One of the principal architects of the disco sound, producer and composer Giorgio Moroder was born in Ortisei, Italy, on April 26, 1940. Upon relocating to Munich, Germany, he established his own studio, Musicland, and recorded his debut single “Looky, Looky” in 1969; his first LP, Son of My Father, was released in early 1972. Around that time Moroder was introduced to fellow aspiring musician Pete Bellotte, with whom he formed a production partnership; in collaboration with singer Donna Summer, the duo was to become one of the most powerful forces in ’70s-era dance music, their success beginning with the release of 1974’s Lady of the Night. Summer’s Love to Love You Baby followed in 1975; the title track, clocking in at close to 17 minutes in length, was an international smash, its shimmering sound and sensual attitude much copied in the years to follow.
At their mid-’70s peak, Moroder, Bellotte, and Summer were extraordinarily prolific, releasing new albums about once every six months. Concept records like 1976’s A Love Trilogy and Four Seasons of Love culminated with the release of 1977’s I Remember Yesterday, a trip through time which climaxed with the smash “I Feel Love.” With its galloping bass line and futuristic, computerized sheen, the single was among the watershed hits of the disco era, and helped propel Summer to new prominence as the reigning diva of the dancefloor.

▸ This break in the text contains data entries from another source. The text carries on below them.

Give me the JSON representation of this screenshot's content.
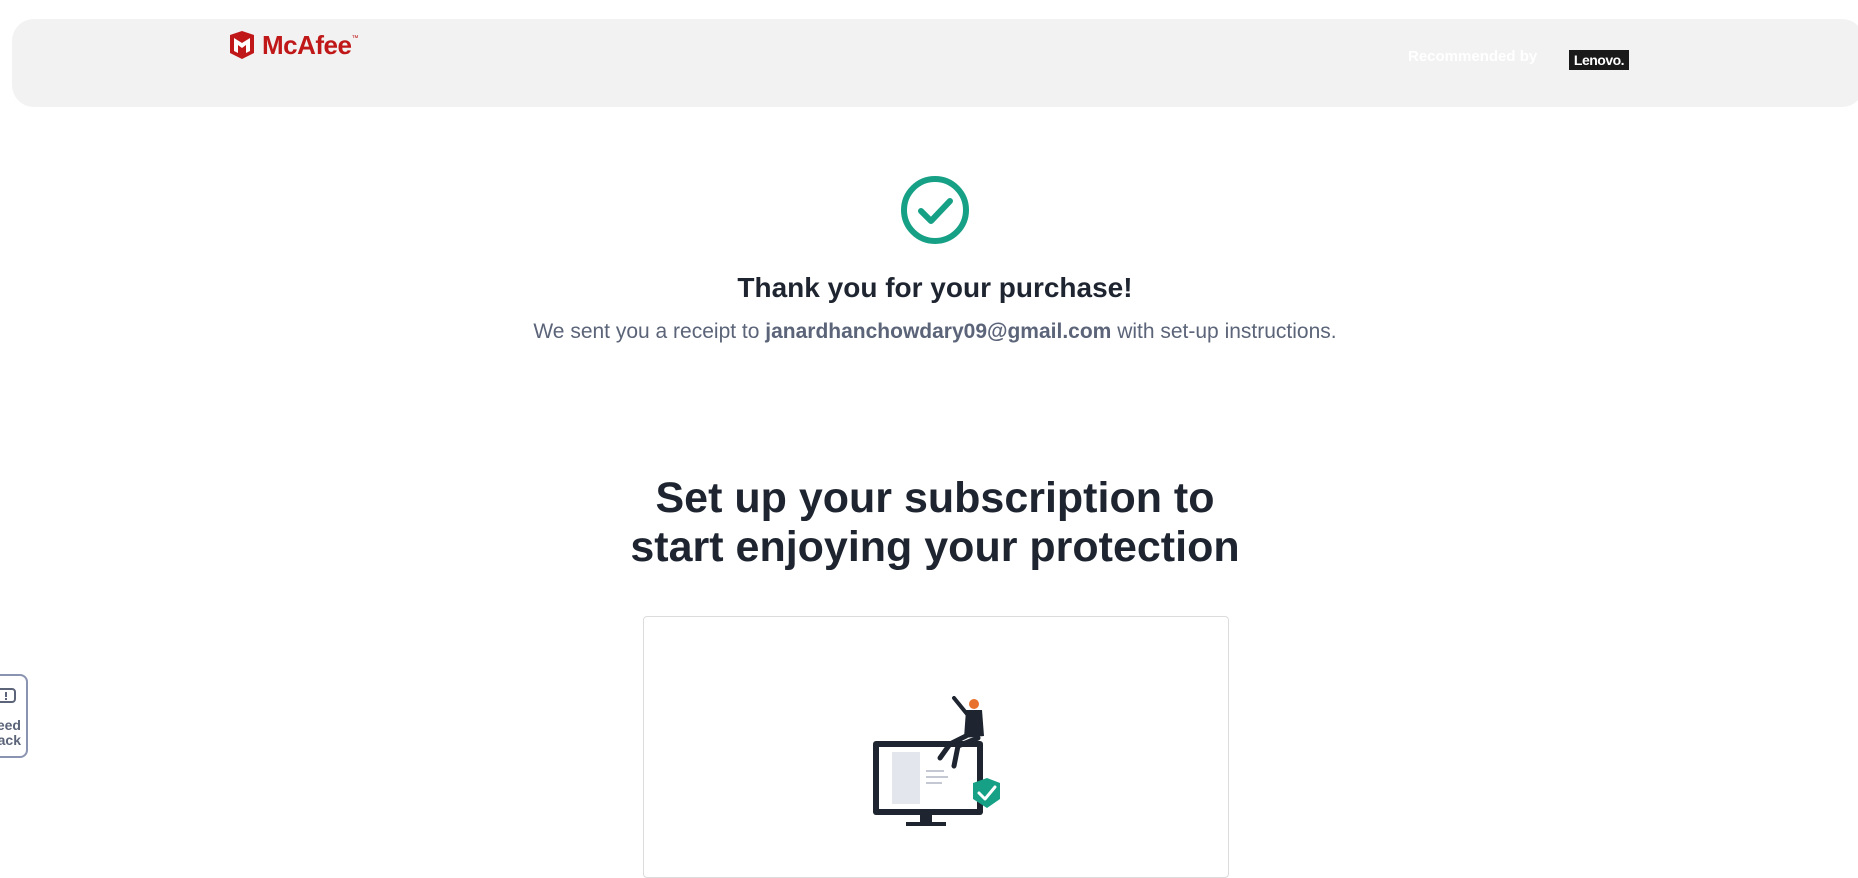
{
  "header": {
    "brand": "McAfee",
    "brand_tm": "™",
    "recommended_label": "Recommended by",
    "partner": "Lenovo."
  },
  "confirmation": {
    "title": "Thank you for your purchase!",
    "receipt_prefix": "We sent you a receipt to ",
    "email": "janardhanchowdary09@gmail.com",
    "receipt_suffix": " with set-up instructions."
  },
  "setup": {
    "title_line1": "Set up your subscription to",
    "title_line2": "start enjoying your protection"
  },
  "feedback": {
    "line1": "Feed",
    "line2": "back"
  },
  "colors": {
    "brand_red": "#c01818",
    "success_green": "#16a085",
    "header_bg": "#f2f2f2",
    "text_dark": "#1e2530",
    "text_muted": "#5b6478"
  }
}
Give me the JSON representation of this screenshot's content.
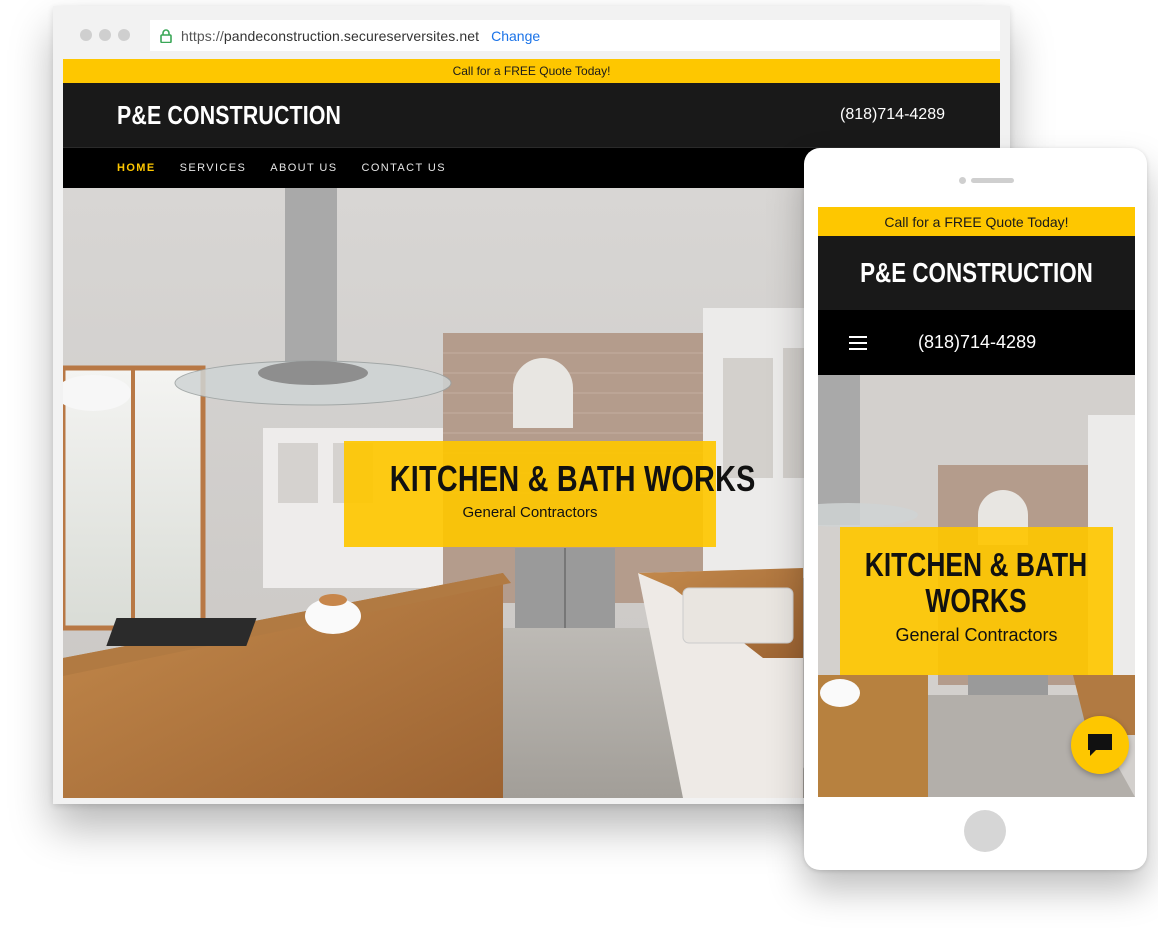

In 1978, Moroder made his initial foray into film music, winning an Academy Award for his score to Alan Parker’s Midnight Express. Summer’s double-LP Bad Girls followed in 1979, becoming a massive hit and spawning such chart-topping singles as “Hot Stuff” and the title cut. After one final studio LP, 1980’s The Wanderer, the Moroder/Bellotte/Summer team disbanded, and the disco era began drawing to a close.
In the early ’80s, Moroder focused primarily on films; after producing the soundtracks for pictures including American Gigolo and Cat People, he turned to 1983’s Flashdance, earning his second Oscar for the hit “Flashdance…What a Feeling,” performed by Irene Cara. In 1984, Moroder courted controversy from film purists for his contemporary electro-pop score to the restored release of Fritz Lang’s silent-era masterpiece Metropolis. After contributing to the soundtrack of the 1986 hit Top Gun, he turned increasingly away from dance music to focus on rock, producing the album Flaunt It, the debut from the heavily hyped British flash-in-the-pan Sigue Sigue Sputnik. In the years to follow, Moroder kept a low profile on the pop charts, although he remained a fixture on film soundtracks. In the 1990s, he also turned to remixing, debuting with a reworking of Eurythmics’ “Sweet Dreams (Are Made of This)” and going on to tackle material from Heaven 17 and others.
Damon “Dam-Funk” Riddick is the epitome of funk. Ever since debuting with Stones Throw in 2008, Dam-Funk has become one of the genres most passionate proselytizers, out to save it from devilish depictions of cartoonish caricature. To Dam, funk is a way of living, “a feeling of struggle and staying cool through it all.”
Dam-Funk grew up in the Los Angeles city/suburb of Pasadena. A ‘70s baby, he came of age in the era of the Uncle Jamm’s Army parties, of electro-pharaoh Egyptian Lover, of Prince’s purple reign. His parents nurtured his musical talents as a child and by his teens, he mastered the drums, then the drum machine. A chance encounter led to an apprenticeship under funk songwriter/producer Leon Sylvers III (SOLAR Records) and by the mid-90s G-Funk era in hip-hop, Dam found his musical skills in high demand by rappers such as Mack 10 and MC Eiht. “Everybody was trying to do the live instrumentation thing, so then you got cats like me playing on records,” Dam explains.
Sideman status wasn’t enough though. Dam remembers “watching gold plaques hitting the wall” for everyone but him and he decided to go “full-funk” and make a do-or-die try to become an artist on his own terms. In 2006, Dam-Funk and a few friends launched the popular Funkmosphere party in L.A., bringing the boogie back. It’s around then that Dam drew the attention of Stones Throw and both label and artist related to Dam’s insistence that “funk is not just a Jheri Curl. There was more than that.”
Dam’s partnership with Stones Throw has seen the release of his debutToeachizown (2009) and Invite the Light (2015), as well as an anthology of early productions, Adolescent Funk (2010), to Higher(2013) with Steve Arrington and 7 Days of Funk (2013) with Snoop Dogg.